Genetic differences in oxidative stress and inflammatory responses to diet-induced obesity do not alter liver fibrosis in mice.Liver Int. 2009 Sep; 29(8):1262-72.LI
To determine how genetic factors might influence the progression of nonalcoholic fatty liver disease (NAFLD).
Beginning in adolescence, male C57BL6 (BL6) and 129/SVJ mice were fed control (n=15/group) or high-fat (HF) diets (n=30/group) for 6 months.
MAIN OUTCOME MEASURES
Assessed were body weight, insulin resistance, hepatic production of free radicals, expression of cytokines and fibrosis-related genes and severity of hepatic steatosis, injury and fibrosis.
High-fat diets induced comparable obesity, hepatic steatosis and insulin resistance in the two strains.

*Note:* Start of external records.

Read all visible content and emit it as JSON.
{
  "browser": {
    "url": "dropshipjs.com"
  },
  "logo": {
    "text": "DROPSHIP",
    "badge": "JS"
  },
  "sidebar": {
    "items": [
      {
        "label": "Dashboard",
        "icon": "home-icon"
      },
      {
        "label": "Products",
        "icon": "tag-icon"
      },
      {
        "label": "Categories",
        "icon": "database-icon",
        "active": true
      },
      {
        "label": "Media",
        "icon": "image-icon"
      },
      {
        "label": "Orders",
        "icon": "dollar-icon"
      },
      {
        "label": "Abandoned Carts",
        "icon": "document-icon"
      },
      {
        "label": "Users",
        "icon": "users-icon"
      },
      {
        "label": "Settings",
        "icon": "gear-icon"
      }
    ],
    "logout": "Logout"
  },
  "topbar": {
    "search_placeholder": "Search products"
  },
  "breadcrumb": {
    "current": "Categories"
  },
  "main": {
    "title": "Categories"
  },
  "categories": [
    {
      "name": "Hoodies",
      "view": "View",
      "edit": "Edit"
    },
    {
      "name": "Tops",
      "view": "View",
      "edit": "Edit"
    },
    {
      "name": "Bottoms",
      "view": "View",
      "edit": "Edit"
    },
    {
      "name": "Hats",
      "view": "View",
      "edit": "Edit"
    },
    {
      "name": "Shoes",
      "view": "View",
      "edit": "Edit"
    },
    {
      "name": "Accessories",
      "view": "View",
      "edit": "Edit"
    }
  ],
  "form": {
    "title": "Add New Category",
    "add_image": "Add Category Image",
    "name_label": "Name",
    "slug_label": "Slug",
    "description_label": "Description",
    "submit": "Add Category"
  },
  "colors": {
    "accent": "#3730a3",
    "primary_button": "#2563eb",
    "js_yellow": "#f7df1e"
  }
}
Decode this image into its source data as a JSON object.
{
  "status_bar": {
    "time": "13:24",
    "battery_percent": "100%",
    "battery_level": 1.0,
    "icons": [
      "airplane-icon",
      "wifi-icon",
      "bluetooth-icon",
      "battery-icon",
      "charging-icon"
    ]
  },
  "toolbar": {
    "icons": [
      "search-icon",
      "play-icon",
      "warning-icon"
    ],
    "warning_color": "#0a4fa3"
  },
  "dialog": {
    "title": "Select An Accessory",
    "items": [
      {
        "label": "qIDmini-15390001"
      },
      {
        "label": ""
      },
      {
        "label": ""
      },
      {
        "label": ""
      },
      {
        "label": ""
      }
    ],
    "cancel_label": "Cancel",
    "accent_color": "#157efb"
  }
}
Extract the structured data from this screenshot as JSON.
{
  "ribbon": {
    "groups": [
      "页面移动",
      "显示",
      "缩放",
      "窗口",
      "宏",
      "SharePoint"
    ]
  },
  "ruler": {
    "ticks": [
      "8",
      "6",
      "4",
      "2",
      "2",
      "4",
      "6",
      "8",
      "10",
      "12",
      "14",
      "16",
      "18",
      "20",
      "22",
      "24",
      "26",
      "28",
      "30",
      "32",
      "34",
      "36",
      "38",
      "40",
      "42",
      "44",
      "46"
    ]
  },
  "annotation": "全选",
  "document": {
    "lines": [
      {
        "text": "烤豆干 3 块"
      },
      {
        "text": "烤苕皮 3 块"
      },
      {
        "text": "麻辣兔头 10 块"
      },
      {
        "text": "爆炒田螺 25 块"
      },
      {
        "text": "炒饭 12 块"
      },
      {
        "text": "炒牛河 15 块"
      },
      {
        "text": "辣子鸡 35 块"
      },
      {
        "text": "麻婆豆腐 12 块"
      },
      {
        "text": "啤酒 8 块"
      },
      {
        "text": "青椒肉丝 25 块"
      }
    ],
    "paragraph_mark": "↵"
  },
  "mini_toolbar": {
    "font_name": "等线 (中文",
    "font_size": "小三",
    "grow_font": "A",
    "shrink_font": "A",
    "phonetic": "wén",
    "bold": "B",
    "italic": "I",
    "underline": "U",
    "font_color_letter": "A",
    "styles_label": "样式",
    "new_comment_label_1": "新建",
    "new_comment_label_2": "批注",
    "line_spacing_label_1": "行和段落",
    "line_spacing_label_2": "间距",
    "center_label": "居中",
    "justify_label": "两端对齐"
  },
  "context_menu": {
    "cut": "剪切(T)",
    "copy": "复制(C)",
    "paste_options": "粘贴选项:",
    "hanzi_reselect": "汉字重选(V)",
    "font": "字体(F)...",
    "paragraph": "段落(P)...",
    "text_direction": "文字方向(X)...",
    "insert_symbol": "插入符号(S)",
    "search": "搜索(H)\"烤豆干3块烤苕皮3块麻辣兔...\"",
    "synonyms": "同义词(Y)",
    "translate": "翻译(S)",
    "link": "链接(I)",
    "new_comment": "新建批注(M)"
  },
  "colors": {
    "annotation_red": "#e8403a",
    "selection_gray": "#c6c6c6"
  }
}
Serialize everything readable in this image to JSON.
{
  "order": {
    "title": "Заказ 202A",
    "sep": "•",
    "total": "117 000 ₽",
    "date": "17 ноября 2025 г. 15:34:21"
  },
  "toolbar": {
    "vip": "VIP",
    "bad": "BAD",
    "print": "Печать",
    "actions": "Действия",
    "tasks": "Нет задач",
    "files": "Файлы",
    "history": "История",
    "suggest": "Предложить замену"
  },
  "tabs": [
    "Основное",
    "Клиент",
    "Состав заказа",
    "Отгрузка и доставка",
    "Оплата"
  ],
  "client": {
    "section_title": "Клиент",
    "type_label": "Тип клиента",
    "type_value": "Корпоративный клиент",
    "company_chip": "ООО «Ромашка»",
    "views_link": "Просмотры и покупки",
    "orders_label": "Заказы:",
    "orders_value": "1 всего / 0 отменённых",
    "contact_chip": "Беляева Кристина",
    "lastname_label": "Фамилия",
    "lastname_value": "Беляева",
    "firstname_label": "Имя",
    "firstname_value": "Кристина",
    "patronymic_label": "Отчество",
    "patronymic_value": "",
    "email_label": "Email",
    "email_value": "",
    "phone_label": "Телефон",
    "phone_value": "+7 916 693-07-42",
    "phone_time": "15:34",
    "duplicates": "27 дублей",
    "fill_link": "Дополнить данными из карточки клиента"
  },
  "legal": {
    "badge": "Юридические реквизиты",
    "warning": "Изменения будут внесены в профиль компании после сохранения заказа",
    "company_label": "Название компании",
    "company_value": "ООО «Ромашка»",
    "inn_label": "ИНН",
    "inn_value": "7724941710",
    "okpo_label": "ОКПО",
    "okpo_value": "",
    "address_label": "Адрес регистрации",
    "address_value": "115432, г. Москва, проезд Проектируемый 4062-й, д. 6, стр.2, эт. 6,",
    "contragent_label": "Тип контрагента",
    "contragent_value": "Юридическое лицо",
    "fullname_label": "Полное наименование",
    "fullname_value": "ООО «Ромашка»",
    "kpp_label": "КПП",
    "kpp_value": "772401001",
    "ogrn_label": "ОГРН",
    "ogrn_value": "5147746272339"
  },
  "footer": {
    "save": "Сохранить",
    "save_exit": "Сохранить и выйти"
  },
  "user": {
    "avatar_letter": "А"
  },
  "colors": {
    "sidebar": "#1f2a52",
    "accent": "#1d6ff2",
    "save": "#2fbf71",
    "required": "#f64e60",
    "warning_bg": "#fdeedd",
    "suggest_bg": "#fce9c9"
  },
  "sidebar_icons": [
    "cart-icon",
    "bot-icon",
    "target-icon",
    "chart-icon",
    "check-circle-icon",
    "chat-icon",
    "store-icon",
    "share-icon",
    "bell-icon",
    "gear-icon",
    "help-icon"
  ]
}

Compared with BL6 mice, 129/SVJ mice had impaired induction of antioxidant genes, generated three- to four-fold more free radicals and exhibited two-fold greater induction of profibrogenic cytokines (interleukin-4 and transforming growth factor-beta1) and fibrosis-related genes (fibronectin and tissue inhibitor of metalloproteinase-1) (all P<0.05 for 129 vs BL6). Surprisingly, however, induction of collagen I alpha1 mRNA and accumulation of Sirius red-stained fibrils and hepatic hydroxyproline were similar in BL6 and 129/SVJ mice, and although patchy sinusoidal fibrosis emerged in both strains, neither developed bridging fibrosis.
Although BL6 and 129/SVJ mice with diet-induced obesity, insulin resistance and steatosis differed with respect to several factors that are thought to influence human NAFLD progression, they developed comparable liver fibrosis. Moreover, none of the risk factors for NAFLD-related cirrhosis in humans, including obesity, insulin resistance, chronic inflammatory and oxidant stress, steatohepatitis or activation of fibrogenic genes, proved to be sufficient to cause cirrhosis in these mice, even when exposure to one or more of these insults was very prolonged.